The rise in temperature occurs when the residual heat pouring into the climate system exceeds that released into space.

In Malaysia, global warming effects are evident in terms of the unpredictability of its climate and weather system, she said. Its rainfall pattern, for instance, no longer tallies with the season. In fact, at times there have been incidences of weather extremes that caused flooding and landslides, such as the one in Gunung Jerai, Kedah recently.

Haliza said the erratic rainfall pattern can disrupt agricultural activities which will not only affect the incomes and livelihoods of farmers but, ultimately, also the nation’s Gross Domestic Product.

Among the measures that can be taken to reduce the impact of the disruptions brought about by the unpredictable weather are strengthening the early warning system for rainfall and mapping areas that are potential disaster zones.

“We already have an adequate warning system for rainfall but it needs to be strengthened, in particular the system of delivering information to stakeholders in the ‘problem’ areas.

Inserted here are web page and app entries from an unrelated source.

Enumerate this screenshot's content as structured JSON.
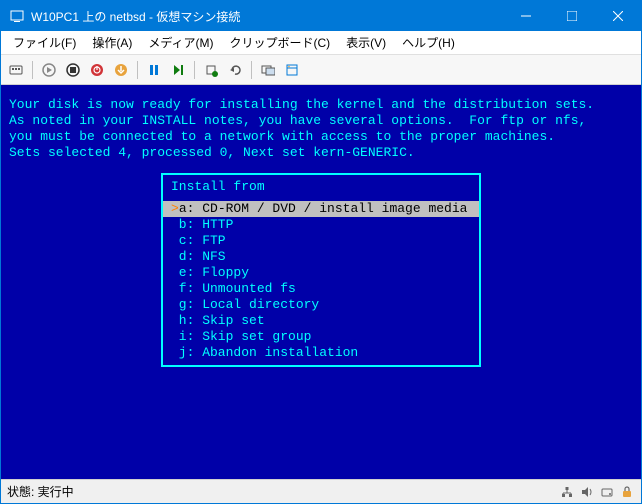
{
  "titlebar": {
    "title": "W10PC1 上の netbsd - 仮想マシン接続"
  },
  "menubar": {
    "file": "ファイル(F)",
    "action": "操作(A)",
    "media": "メディア(M)",
    "clipboard": "クリップボード(C)",
    "view": "表示(V)",
    "help": "ヘルプ(H)"
  },
  "terminal": {
    "line1": "Your disk is now ready for installing the kernel and the distribution sets.",
    "line2": "As noted in your INSTALL notes, you have several options.  For ftp or nfs,",
    "line3": "you must be connected to a network with access to the proper machines.",
    "line4": "",
    "line5": "Sets selected 4, processed 0, Next set kern-GENERIC.",
    "menutitle": "Install from",
    "items": [
      {
        "key": "a",
        "label": "CD-ROM / DVD / install image media",
        "selected": true
      },
      {
        "key": "b",
        "label": "HTTP",
        "selected": false
      },
      {
        "key": "c",
        "label": "FTP",
        "selected": false
      },
      {
        "key": "d",
        "label": "NFS",
        "selected": false
      },
      {
        "key": "e",
        "label": "Floppy",
        "selected": false
      },
      {
        "key": "f",
        "label": "Unmounted fs",
        "selected": false
      },
      {
        "key": "g",
        "label": "Local directory",
        "selected": false
      },
      {
        "key": "h",
        "label": "Skip set",
        "selected": false
      },
      {
        "key": "i",
        "label": "Skip set group",
        "selected": false
      },
      {
        "key": "j",
        "label": "Abandon installation",
        "selected": false
      }
    ]
  },
  "statusbar": {
    "text": "状態: 実行中"
  }
}
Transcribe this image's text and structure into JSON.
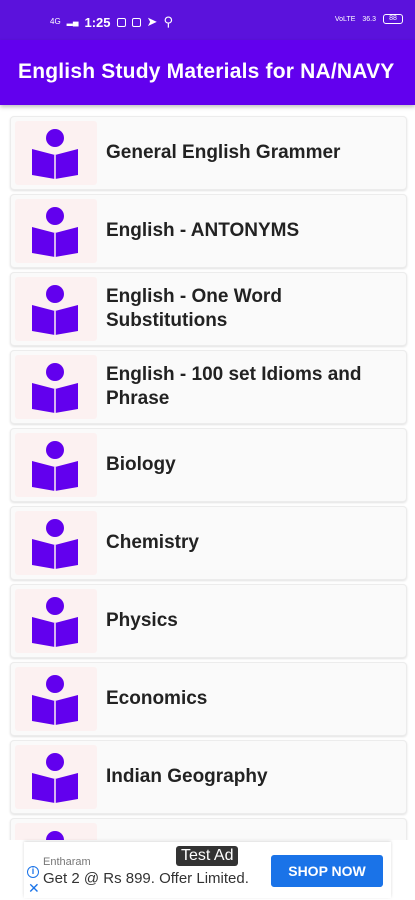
{
  "status_bar": {
    "signal_text": "4G",
    "time": "1:25",
    "net_speed": "36.3",
    "battery": "88"
  },
  "app_bar": {
    "title": "English Study Materials for NA/NAVY"
  },
  "list": {
    "items": [
      {
        "label": "General English Grammer"
      },
      {
        "label": "English - ANTONYMS"
      },
      {
        "label": "English - One Word Substitutions"
      },
      {
        "label": "English - 100 set Idioms and Phrase"
      },
      {
        "label": "Biology"
      },
      {
        "label": "Chemistry"
      },
      {
        "label": "Physics"
      },
      {
        "label": "Economics"
      },
      {
        "label": "Indian Geography"
      },
      {
        "label": ""
      }
    ],
    "icon": "reading-person-icon",
    "icon_color": "#6200ee"
  },
  "ad": {
    "badge": "Test Ad",
    "brand": "Entharam",
    "text": "Get 2 @ Rs 899. Offer Limited.",
    "button": "SHOP NOW",
    "button_color": "#1a73e8"
  },
  "colors": {
    "app_bar": "#6200ee",
    "status_bar": "#5b12dc"
  }
}
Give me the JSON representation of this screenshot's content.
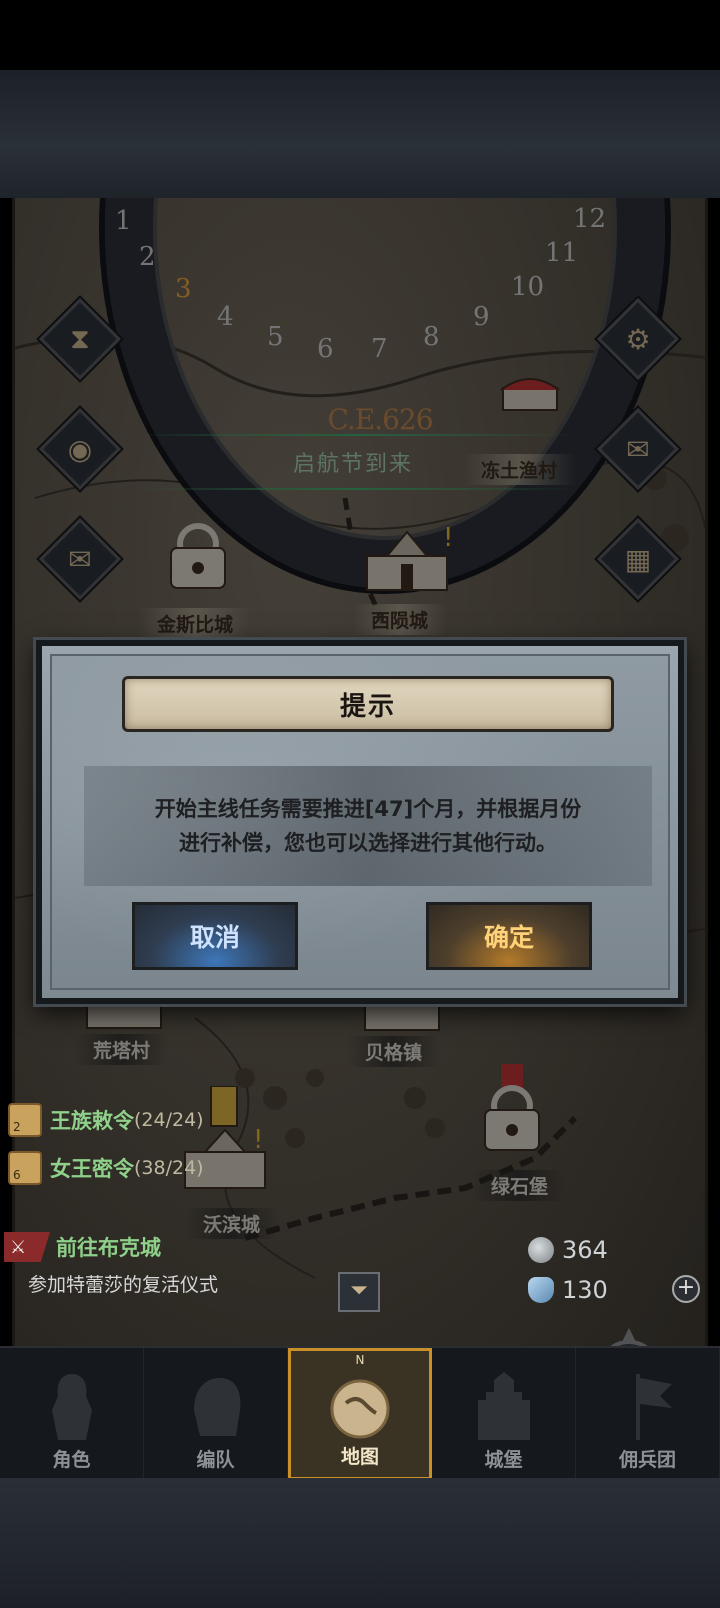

“Furthermore, equatorial nations like Malaysia experience what we call convective cloud weather. Sometimes, just as we detect it and want to issue a warning, the weather clears up. And, there are times when we don’t have enough time to issue a warning.

These are among the difficulties faced in predicting the weather, such as rainfall, in small areas like Yan, Kedah,” explained Haliza.

She also proposed that efforts to reduce GHG emissions in Malaysia be further streamlined, including increasing the number of low-carbon cities and improving the public transport system.

She said it should also be made mandatory for companies in all economic sectors to calculate their GHG emissions and submit a yearly report to enable the government to identify the sectors that need to be focused on.

According to the Paris Agreement, a legally binding international treaty on climate change that came into force in November 2016, Malaysia has pledged to reduce GHG emissions to 45 percent by 2030, compared to 40 percent previously.

Global carbon emissions are currently estimated at 36 billion tonnes a year but the figures are expected to rise gradually worldwide after the end of the COVID-19 pandemic.– BERNAMA